Where do you write your books?
by Jane Kurtz
It seems like a simple question—suggesting a clean desk and a row of tip-sharp #2 pencils (assuming anybody remembers what those are).
At my messy desk, I type answers to interview questions. I type responses to students enrolled in the Vermont College of Fine Arts MFA in children’s and YA literature program. I pay bills and dodge the swordfish that lurk in Quicken.
Rarely do I dream there, pulling words out of the air and onto paper or screen.
One time, I vowed to document every place I worked on a book. The photos included airplanes and vans and libraries and a lovely patio in the Philippines where I was doing an author visit. Now that I teach every semester, I don’t speak as often, although I was in a Russian international school last month—and, yes, writing on the long flight.

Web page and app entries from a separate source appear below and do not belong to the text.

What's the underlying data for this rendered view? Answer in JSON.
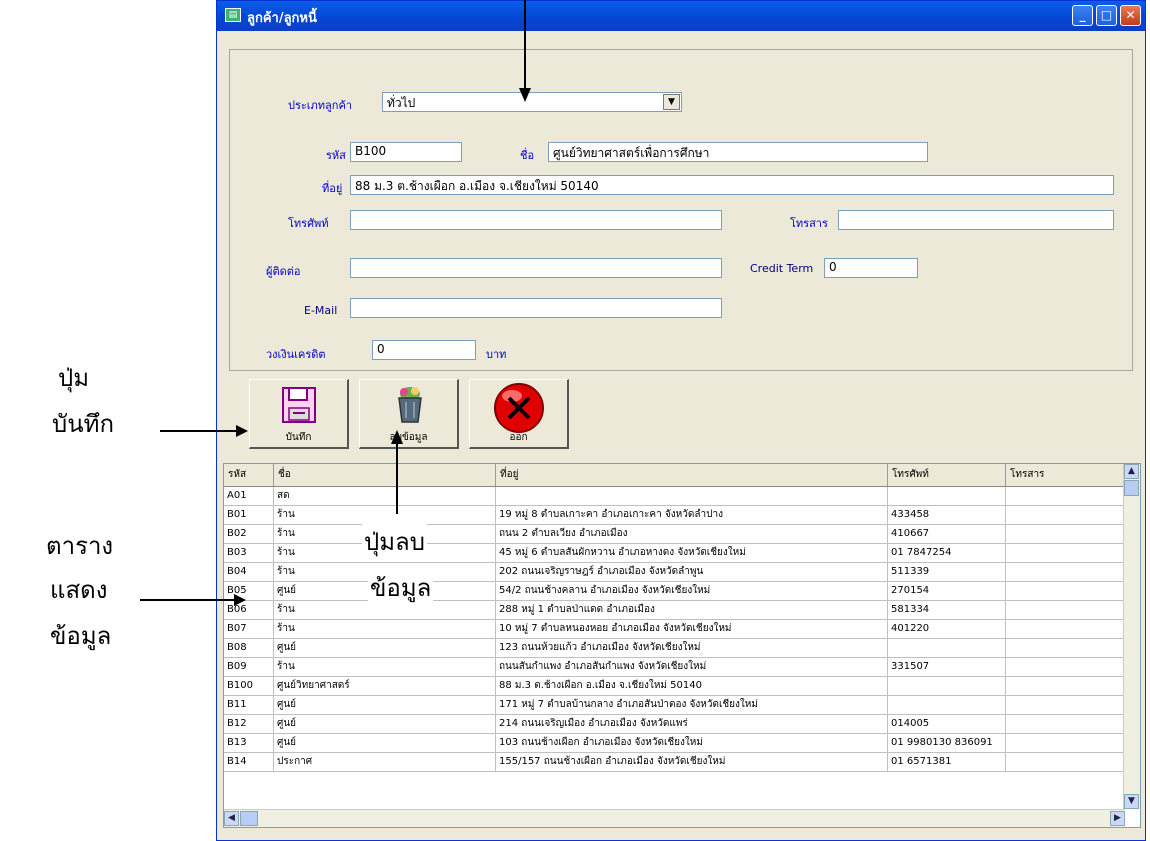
{
  "window": {
    "title": "ลูกค้า/ลูกหนี้",
    "minimize": "_",
    "maximize": "□",
    "close": "✕"
  },
  "form": {
    "customer_type_label": "ประเภทลูกค้า",
    "customer_type_value": "ทั่วไป",
    "code_label": "รหัส",
    "code_value": "B100",
    "name_label": "ชื่อ",
    "name_value": "ศูนย์วิทยาศาสตร์เพื่อการศึกษา",
    "address_label": "ที่อยู่",
    "address_value": "88 ม.3 ต.ช้างเผือก อ.เมือง จ.เชียงใหม่ 50140",
    "phone_label": "โทรศัพท์",
    "phone_value": "",
    "fax_label": "โทรสาร",
    "fax_value": "",
    "contact_label": "ผู้ติดต่อ",
    "contact_value": "",
    "credit_term_label": "Credit Term",
    "credit_term_value": "0",
    "email_label": "E-Mail",
    "email_value": "",
    "credit_limit_label": "วงเงินเครดิต",
    "credit_limit_value": "0",
    "credit_limit_unit": "บาท"
  },
  "buttons": {
    "save": "บันทึก",
    "delete": "ลบข้อมูล",
    "cancel": "ออก"
  },
  "grid": {
    "headers": [
      "รหัส",
      "ชื่อ",
      "ที่อยู่",
      "โทรศัพท์",
      "โทรสาร"
    ],
    "rows": [
      [
        "A01",
        "สด",
        "",
        "",
        ""
      ],
      [
        "B01",
        "ร้าน",
        "19 หมู่ 8 ตำบลเกาะคา อำเภอเกาะคา จังหวัดลำปาง",
        "433458",
        ""
      ],
      [
        "B02",
        "ร้าน",
        "ถนน 2 ตำบลเวียง อำเภอเมือง",
        "410667",
        ""
      ],
      [
        "B03",
        "ร้าน",
        "45 หมู่ 6 ตำบลสันผักหวาน อำเภอหางดง จังหวัดเชียงใหม่",
        "01 7847254",
        ""
      ],
      [
        "B04",
        "ร้าน",
        "202 ถนนเจริญราษฎร์ อำเภอเมือง จังหวัดลำพูน",
        "511339",
        ""
      ],
      [
        "B05",
        "ศูนย์",
        "54/2 ถนนช้างคลาน อำเภอเมือง จังหวัดเชียงใหม่",
        "270154",
        ""
      ],
      [
        "B06",
        "ร้าน",
        "288 หมู่ 1 ตำบลป่าแดด อำเภอเมือง",
        "581334",
        ""
      ],
      [
        "B07",
        "ร้าน",
        "10 หมู่ 7 ตำบลหนองหอย อำเภอเมือง จังหวัดเชียงใหม่",
        "401220",
        ""
      ],
      [
        "B08",
        "ศูนย์",
        "123 ถนนห้วยแก้ว อำเภอเมือง จังหวัดเชียงใหม่",
        "",
        ""
      ],
      [
        "B09",
        "ร้าน",
        "ถนนสันกำแพง อำเภอสันกำแพง จังหวัดเชียงใหม่",
        "331507",
        ""
      ],
      [
        "B100",
        "ศูนย์วิทยาศาสตร์",
        "88 ม.3 ต.ช้างเผือก อ.เมือง จ.เชียงใหม่ 50140",
        "",
        ""
      ],
      [
        "B11",
        "ศูนย์",
        "171 หมู่ 7 ตำบลบ้านกลาง อำเภอสันป่าตอง จังหวัดเชียงใหม่",
        "",
        ""
      ],
      [
        "B12",
        "ศูนย์",
        "214 ถนนเจริญเมือง อำเภอเมือง จังหวัดแพร่",
        "014005",
        ""
      ],
      [
        "B13",
        "ศูนย์",
        "103 ถนนช้างเผือก อำเภอเมือง จังหวัดเชียงใหม่",
        "01 9980130 836091",
        ""
      ],
      [
        "B14",
        "ประกาศ",
        "155/157 ถนนช้างเผือก อำเภอเมือง จังหวัดเชียงใหม่",
        "01 6571381",
        ""
      ]
    ]
  },
  "annotations": {
    "save_line1": "ปุ่ม",
    "save_line2": "บันทึก",
    "table_line1": "ตาราง",
    "table_line2": "แสดง",
    "table_line3": "ข้อมูล",
    "delete_line1": "ปุ่มลบ",
    "delete_line2": "ข้อมูล"
  }
}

But for my new middle grade novel, Planet Jupiter, three places pop to mind.
The first was a yard choked with ivy and creeping buttercup. This Portland house was a rental in a run-down neighborhood for decades, and I didn’t mind sharing the yard with weeds. In fact, I declared, I was a friend of weeds. I transplanted a lovely plant with yellow flowers and maroon leaves, hoping it would spread like crazy.
And crazy is how it spreads!
Some kinds of oxalis are well-behaved. But I had a “little nasty” sometimes known as creeping wood sorrel. It sucks nutrients and moisture out of the soil, throws down tough tap roots, and can spit its seeds (as many as 5,000 to a plant) as far as 13 feet away. Yikes.
I loved eating blackberries from my very own yard. Turns out they were Himalayan blackberries spread up and down the West Cost by Luther Burbank, who was on a quest to develop fruits and vegetables that could be shipped on America’s new transcontinental railroad.
Burbank had success stories including freestone peaches, Shasta daisies, and elephant garlic. But Himalayan blackberries erode soil and crowd out native plants and animals. In Oregon, they fill fields and cover tractors. Did I work to dig it out!
(Yes, Jupiter eats a grasshopper.)
Every time I was out exploring roots and soil, I came in to jot down a few more sentences for my scenes.
The second location was Ethiopian culture camp.
In 2004, the peak year for Americans adopting from overseas, 22,884 children arrived from places like China and Ethiopia and South Korea. International adoption turns out to be anything but easy for most U.S. families. I did my best to be a humble listener to people’s truths.
Finally, last summer, I was finishing a revision of Planet Jupiter when I was selected as one of two faculty members in the VCFA MFA program to lead residency in Bath, England. I went early--to sightsee and get over jet lag. Instead, I spent an entire day in a charming, historic B&B not setting one toe outside the door, writing, talking to no one except my brother (via Whatsapp), because I was hopelessly stuck.
Luckily, outside the window was a busker, singing Irish tunes.
I once asked a painter if it was true for her what people say about writing a novel…that it doesn’t teach you how to write the next one. She said, “Of course. Because if I painted to a formula, my work would be formulaic.”
Although I went to Bath to teach, it was a crucial place for me to learn the things I needed for my final touches of my revision. For me, to be a writer is to write everywhere with an open heart and learner mind.